■ Task
Each line with the string "macOS" is to be copied from the records below.

[Data about app and page elements]
----

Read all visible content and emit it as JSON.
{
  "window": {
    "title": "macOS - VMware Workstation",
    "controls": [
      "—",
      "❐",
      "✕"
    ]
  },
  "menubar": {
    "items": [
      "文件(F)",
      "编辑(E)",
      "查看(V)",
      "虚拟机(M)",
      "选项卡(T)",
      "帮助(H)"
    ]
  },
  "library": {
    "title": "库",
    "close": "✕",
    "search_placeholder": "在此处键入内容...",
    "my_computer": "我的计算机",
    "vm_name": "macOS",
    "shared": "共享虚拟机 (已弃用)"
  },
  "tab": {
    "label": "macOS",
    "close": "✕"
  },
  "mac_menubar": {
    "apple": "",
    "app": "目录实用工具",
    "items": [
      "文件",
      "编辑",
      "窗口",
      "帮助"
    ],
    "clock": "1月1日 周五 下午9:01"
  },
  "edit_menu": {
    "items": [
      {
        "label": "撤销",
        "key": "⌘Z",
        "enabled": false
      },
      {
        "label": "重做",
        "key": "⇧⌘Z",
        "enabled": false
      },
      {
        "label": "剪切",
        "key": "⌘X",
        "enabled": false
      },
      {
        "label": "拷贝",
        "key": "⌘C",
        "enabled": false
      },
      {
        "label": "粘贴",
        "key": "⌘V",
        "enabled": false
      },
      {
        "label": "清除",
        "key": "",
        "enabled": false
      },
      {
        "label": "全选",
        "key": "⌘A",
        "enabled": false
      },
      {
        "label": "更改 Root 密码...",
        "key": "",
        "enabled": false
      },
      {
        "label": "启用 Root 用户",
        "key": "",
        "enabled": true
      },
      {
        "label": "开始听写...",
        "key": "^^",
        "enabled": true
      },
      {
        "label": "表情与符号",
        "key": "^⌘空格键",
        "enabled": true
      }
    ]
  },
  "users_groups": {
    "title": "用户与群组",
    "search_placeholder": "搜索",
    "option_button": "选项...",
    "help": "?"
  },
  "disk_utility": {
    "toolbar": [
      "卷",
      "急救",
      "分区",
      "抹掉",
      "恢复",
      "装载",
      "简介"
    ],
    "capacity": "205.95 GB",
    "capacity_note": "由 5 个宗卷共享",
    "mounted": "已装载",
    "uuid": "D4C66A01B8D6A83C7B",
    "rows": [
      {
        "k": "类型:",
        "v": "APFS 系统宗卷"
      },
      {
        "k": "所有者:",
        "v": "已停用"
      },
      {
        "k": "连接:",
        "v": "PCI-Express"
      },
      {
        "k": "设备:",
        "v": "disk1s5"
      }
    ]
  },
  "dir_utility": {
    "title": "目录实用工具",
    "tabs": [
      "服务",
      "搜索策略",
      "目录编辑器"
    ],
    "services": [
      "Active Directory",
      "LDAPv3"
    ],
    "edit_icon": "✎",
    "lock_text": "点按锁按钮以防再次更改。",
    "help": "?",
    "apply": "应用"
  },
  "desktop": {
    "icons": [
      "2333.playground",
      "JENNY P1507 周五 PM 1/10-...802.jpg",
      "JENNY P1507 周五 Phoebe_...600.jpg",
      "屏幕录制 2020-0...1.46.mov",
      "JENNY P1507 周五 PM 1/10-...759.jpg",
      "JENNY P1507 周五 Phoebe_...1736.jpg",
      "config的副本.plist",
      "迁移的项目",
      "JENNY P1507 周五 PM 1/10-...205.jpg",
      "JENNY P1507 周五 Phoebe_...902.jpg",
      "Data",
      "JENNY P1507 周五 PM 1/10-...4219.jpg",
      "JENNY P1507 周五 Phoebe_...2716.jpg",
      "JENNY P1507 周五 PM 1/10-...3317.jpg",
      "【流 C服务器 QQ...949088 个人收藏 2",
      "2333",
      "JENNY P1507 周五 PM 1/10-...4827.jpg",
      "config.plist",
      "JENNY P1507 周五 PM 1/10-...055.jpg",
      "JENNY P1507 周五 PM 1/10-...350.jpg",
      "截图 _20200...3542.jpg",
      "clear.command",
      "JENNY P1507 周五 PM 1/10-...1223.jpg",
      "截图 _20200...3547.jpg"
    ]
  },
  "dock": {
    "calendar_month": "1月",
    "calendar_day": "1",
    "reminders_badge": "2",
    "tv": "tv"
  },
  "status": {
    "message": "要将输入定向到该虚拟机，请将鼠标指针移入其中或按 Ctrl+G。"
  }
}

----

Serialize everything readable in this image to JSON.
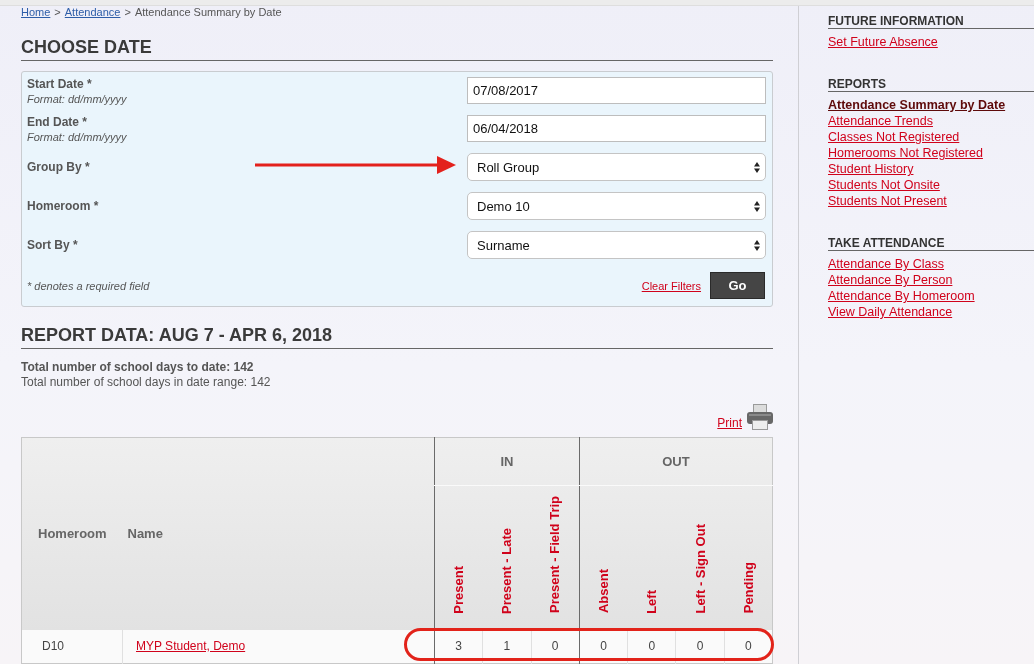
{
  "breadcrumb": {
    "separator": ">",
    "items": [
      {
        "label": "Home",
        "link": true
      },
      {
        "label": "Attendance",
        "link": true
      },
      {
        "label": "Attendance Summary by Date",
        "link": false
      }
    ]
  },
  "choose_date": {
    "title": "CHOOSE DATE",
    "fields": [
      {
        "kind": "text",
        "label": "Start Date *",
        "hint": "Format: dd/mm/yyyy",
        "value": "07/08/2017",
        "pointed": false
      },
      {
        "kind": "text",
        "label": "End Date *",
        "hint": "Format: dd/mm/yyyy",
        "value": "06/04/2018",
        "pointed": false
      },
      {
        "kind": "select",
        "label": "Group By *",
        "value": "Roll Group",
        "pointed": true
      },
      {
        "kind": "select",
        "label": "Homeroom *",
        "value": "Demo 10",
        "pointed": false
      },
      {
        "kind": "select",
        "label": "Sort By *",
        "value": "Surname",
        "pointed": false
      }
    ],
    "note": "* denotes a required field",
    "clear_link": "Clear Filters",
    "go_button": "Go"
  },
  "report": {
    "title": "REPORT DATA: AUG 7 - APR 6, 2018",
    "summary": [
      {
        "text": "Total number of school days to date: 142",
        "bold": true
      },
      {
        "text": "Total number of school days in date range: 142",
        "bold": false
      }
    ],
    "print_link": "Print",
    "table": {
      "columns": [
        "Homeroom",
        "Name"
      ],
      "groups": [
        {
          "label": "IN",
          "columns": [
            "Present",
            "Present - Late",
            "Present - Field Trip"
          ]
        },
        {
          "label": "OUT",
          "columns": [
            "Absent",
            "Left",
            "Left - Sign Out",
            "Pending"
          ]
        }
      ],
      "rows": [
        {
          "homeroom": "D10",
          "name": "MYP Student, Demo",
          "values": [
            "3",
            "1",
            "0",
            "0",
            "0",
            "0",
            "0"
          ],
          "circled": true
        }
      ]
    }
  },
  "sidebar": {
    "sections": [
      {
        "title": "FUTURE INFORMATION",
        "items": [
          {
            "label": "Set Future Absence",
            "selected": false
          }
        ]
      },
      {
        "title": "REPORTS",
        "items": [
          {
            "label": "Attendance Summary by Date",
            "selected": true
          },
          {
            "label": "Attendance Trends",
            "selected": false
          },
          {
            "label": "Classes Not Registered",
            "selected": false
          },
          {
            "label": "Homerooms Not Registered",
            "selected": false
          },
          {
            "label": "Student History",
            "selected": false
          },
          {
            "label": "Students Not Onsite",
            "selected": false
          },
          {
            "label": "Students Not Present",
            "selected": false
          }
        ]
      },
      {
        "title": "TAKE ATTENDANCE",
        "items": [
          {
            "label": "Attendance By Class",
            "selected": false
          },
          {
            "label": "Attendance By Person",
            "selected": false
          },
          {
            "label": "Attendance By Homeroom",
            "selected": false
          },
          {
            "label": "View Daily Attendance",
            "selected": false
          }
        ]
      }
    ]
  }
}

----

■ Answer to this exercise
    "title": "macOS - VMware Workstation",
    "vm_name": "macOS",
    "label": "macOS",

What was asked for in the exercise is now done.